Absent a discernible trajectory of progress, the American people are giving up on the occupation. In last week's CBS News/New York Times poll, 59 percent of respondents said the war was going badly, and just 37 percent approved of President Bush's handling of Iraq. A Gallup poll showed six in 10 Americans favoring full or partial withdrawal of U.S. forces.
These figures already match the polling in the middle and late years of the war in Vietnam -- even though that war was fought with vastly higher casualties and a conscript army. In a series of polls taken in November and December of 1969, the Gallup Organization found that 49 percent of Americans favored a withdrawal of U.S. forces and 78 percent believed that the Nixon administration's rate of withdrawal was "too slow." But there was one other crucial finding: 77 percent disapproved of the antiwar demonstrations, which were then at their height.
That disapproval was key to Nixon's political strategy. He didn't so much defend the war as attack its critics, making common cause with what he termed the "silent majority" against a mainstream movement with a large, raucous and sometimes senseless fringe. When Nixon won reelection in a landslide, it was clear that the strategy had worked -- and it has been fundamental Republican strategy ever since. Though the public sides with the Democrats on more key issues than it does with Republicans, it's Republicans who have won more elections, in good measure because the GOP has raised its ad hominem attacks on Democrats' character and patriotism to a science.
Which is why, however perverse this may sound, the absence of an antiwar movement is proving to be a huge political problem for the Bush administration, and why the Republicans are reduced to trying to turn Dick Durbin, who criticized our policies at Guantanamo Bay, into some enemy of the people. The administration has no one to demonize. With nobody blocking the troop trains, military recruitment is collapsing of its own accord. With nobody in the streets, the occupation is being judged on its own merits.
Unable to distract people from his own performance, Bush is tanking in the polls. And with congressional Democrats at least partly muting their opposition to an open-ended occupation, it's Bush's fellow Republicans -- most prominently, North Carolina's Walter Jones -- who are now calling our policy into question.
The lesson here for liberals and Democrats is not that they should shun oppositional politics -- after all, they confronted Bush head-on over Social Security and prevailed. My hunch is that candidates in the 2006 elections -- not to mention, 2008 -- who call for putting a date on U.S. withdrawal from Iraq will be rewarded at the ballot box. But it will probably help such candidates, and certainly confound the Bushites, if antiwar activists forget about the streets and focus on the polls.
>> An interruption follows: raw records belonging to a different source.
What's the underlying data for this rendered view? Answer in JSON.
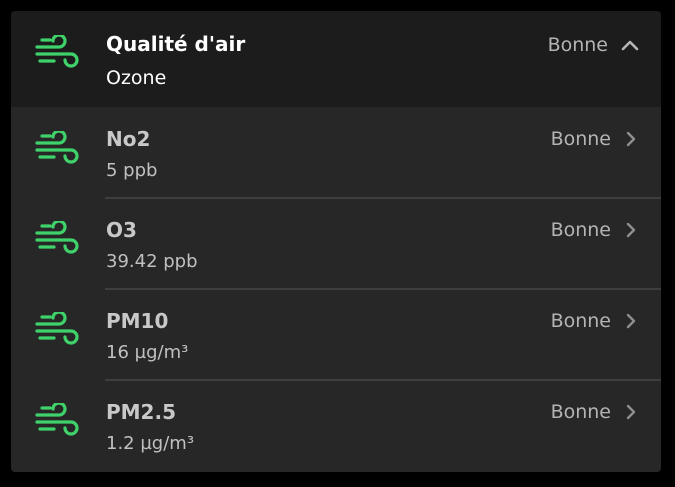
{
  "colors": {
    "accent": "#3fd26a",
    "background": "#000000",
    "panel": "#272727",
    "header": "#1c1c1c",
    "title_header": "#ffffff",
    "title_row": "#c8c8c8",
    "subtext": "#c0c0c0",
    "status": "#b4b4b4"
  },
  "header": {
    "title": "Qualité d'air",
    "subtitle": "Ozone",
    "status": "Bonne",
    "icon": "wind-icon",
    "toggle_icon": "chevron-up-icon"
  },
  "items": [
    {
      "label": "No2",
      "value": "5 ppb",
      "status": "Bonne",
      "icon": "wind-icon"
    },
    {
      "label": "O3",
      "value": "39.42 ppb",
      "status": "Bonne",
      "icon": "wind-icon"
    },
    {
      "label": "PM10",
      "value": "16 µg/m³",
      "status": "Bonne",
      "icon": "wind-icon"
    },
    {
      "label": "PM2.5",
      "value": "1.2 µg/m³",
      "status": "Bonne",
      "icon": "wind-icon"
    }
  ]
}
I don't know if I agree with all of that (for instance, when the right seemingly has no one to attack they will always, always create an enemy by any means necessary) but it's something to think about.